Anonymous said...

Ahh, the importance of teachers. Maybe it is the oh so subtle "Oh, you'll go to college" from a bored but observant Mr. Niskinen that led me to college. Maybe that, and chicks.

During the snow day, I heard these interviews and was rapt. I especially appreciated his thoughts on honesty. I just got the sense that he was so comfortable with himself. Honesty just flowed. Take a listen:

http://www.npr.org/templates/story/story.php?storyId=99945565

Rodak said...

Anon -- Thanks for the links. I will definitely check them out.

I am sorry, btw, that you were rapt. (I hate it when that happens!)
I hope that you were able to provide a good description of the guy!

Anonymous said...

Being rapt isn't funny. Unless you are being rapt by a clown.

Rodak said...

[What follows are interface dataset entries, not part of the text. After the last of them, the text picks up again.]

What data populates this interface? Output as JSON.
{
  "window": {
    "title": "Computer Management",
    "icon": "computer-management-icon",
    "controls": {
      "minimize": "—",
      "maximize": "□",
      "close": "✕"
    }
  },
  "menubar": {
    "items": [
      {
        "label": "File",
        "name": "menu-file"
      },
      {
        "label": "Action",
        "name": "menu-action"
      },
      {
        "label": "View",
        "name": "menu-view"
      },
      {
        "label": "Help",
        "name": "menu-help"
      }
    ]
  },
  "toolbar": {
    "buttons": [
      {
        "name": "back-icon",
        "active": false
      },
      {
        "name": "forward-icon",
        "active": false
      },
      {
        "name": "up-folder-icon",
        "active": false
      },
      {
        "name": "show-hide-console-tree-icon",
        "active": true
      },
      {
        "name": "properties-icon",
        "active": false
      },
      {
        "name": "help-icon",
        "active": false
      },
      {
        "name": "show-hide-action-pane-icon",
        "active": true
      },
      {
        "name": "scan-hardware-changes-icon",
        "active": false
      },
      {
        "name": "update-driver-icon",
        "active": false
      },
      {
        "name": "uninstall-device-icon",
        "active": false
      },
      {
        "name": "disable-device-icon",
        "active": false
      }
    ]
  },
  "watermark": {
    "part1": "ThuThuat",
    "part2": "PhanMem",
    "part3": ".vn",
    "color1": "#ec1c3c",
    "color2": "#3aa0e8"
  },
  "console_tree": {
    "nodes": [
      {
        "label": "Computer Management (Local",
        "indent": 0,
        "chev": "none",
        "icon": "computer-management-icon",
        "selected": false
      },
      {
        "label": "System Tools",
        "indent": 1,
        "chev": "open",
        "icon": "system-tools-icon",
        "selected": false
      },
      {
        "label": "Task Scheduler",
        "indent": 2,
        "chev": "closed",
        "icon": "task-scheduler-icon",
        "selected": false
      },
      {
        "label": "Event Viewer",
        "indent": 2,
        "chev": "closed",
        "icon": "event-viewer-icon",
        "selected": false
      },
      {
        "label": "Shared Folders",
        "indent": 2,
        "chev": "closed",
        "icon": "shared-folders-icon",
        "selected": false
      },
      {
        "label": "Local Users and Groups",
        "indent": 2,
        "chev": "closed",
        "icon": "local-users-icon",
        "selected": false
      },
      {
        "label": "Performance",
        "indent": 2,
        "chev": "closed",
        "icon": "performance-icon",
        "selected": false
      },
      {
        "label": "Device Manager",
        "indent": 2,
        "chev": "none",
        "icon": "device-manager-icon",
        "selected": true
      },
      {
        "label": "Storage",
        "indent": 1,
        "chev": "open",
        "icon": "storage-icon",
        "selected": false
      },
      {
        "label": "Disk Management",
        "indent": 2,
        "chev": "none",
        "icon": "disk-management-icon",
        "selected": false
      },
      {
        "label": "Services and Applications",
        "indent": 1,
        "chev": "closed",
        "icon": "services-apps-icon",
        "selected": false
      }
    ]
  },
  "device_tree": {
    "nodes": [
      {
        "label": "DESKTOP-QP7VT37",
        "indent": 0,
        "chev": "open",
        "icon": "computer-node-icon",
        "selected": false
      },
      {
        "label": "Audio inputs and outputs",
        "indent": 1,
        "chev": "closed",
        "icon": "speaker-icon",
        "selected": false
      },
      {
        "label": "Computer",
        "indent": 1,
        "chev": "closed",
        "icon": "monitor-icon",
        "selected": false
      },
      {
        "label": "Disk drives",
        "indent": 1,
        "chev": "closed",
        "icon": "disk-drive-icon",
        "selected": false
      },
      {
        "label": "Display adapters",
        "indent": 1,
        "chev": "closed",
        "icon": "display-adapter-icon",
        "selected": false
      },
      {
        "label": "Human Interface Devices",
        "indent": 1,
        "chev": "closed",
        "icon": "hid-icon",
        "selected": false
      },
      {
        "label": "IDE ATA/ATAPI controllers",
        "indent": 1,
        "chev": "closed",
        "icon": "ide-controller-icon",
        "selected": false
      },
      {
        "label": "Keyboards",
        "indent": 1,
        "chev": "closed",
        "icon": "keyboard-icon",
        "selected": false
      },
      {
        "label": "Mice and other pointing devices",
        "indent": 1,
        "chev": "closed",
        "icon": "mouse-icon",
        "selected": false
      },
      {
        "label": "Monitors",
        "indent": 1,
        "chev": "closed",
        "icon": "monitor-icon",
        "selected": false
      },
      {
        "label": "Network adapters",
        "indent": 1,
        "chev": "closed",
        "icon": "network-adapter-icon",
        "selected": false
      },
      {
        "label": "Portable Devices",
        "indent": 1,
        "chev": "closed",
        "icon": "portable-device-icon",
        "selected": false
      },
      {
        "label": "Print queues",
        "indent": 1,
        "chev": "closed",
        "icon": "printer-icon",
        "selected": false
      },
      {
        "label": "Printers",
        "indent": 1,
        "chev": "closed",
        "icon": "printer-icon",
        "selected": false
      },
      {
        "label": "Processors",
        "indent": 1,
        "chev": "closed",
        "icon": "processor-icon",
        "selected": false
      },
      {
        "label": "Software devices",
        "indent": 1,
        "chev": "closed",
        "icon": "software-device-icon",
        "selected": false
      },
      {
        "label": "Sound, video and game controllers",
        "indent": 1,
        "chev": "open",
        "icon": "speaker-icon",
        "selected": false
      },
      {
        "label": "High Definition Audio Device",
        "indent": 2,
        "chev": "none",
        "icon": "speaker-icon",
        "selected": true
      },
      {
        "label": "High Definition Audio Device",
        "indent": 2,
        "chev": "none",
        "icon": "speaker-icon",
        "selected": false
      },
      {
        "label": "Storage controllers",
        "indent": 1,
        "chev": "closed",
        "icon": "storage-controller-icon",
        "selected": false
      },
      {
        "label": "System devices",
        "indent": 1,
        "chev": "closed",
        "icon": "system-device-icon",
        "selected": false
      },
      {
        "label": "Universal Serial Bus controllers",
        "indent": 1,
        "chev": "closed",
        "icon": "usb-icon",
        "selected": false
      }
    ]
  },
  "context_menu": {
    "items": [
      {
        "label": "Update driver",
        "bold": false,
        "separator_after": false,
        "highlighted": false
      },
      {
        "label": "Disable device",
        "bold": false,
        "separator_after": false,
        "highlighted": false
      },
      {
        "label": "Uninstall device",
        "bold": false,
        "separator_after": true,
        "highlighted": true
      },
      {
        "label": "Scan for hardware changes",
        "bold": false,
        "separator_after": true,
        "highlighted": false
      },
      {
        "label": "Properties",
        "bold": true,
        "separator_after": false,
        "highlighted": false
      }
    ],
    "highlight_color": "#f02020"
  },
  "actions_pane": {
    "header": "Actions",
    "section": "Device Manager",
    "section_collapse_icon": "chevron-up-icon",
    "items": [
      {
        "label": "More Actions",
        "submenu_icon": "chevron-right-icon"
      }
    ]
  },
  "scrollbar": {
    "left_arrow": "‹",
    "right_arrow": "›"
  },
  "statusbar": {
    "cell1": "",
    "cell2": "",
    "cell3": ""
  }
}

Who can resist the humor inherent to a red rubber nose?